Find each line below containing the word "this" and copy it.

[[ EXCERPTED DATA, beginning ]]

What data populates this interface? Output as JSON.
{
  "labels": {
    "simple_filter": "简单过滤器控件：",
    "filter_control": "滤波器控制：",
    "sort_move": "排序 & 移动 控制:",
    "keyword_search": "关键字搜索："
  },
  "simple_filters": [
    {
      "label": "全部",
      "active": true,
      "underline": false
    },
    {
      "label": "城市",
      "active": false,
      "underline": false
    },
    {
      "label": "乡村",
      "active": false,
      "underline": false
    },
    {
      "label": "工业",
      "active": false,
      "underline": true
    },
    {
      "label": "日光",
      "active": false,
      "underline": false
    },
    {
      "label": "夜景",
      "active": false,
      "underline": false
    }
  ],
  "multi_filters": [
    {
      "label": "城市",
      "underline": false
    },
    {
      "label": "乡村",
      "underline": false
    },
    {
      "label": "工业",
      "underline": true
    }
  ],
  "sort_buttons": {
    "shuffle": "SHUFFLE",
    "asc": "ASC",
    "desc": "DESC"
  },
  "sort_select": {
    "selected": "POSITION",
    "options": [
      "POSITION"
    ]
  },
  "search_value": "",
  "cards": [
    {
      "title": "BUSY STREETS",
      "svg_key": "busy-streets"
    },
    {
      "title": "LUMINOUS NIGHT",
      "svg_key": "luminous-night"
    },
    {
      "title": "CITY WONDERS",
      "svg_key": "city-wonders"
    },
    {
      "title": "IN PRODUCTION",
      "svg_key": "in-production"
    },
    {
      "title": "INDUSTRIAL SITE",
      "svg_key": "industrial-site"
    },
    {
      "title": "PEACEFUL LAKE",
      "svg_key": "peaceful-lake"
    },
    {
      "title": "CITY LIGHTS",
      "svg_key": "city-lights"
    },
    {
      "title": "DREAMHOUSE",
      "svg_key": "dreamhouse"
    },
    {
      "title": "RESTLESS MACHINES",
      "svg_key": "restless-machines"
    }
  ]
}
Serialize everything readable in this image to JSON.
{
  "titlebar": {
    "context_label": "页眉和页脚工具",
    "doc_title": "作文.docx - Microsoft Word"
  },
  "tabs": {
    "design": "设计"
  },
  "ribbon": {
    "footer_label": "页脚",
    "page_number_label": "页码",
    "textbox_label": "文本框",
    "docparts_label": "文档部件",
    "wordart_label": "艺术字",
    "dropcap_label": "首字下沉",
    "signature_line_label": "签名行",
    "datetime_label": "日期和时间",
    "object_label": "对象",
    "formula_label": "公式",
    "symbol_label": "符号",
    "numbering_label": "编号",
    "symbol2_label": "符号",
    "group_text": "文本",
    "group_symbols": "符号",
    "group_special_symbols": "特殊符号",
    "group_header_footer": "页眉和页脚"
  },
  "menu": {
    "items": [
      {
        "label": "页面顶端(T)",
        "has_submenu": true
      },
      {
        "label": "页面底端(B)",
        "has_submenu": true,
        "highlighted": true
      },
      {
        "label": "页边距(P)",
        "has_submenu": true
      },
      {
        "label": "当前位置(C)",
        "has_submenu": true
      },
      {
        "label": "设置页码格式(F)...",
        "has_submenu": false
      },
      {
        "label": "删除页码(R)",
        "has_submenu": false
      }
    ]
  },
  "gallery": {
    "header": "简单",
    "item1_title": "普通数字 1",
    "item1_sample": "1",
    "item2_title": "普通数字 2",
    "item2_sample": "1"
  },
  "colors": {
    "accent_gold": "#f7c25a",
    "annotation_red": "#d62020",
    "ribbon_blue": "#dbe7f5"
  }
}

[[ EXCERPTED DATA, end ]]

◆ **RESPONSE BELOW**:
What data populates this interface? Output as JSON.
Serialize everything readable in this image to JSON.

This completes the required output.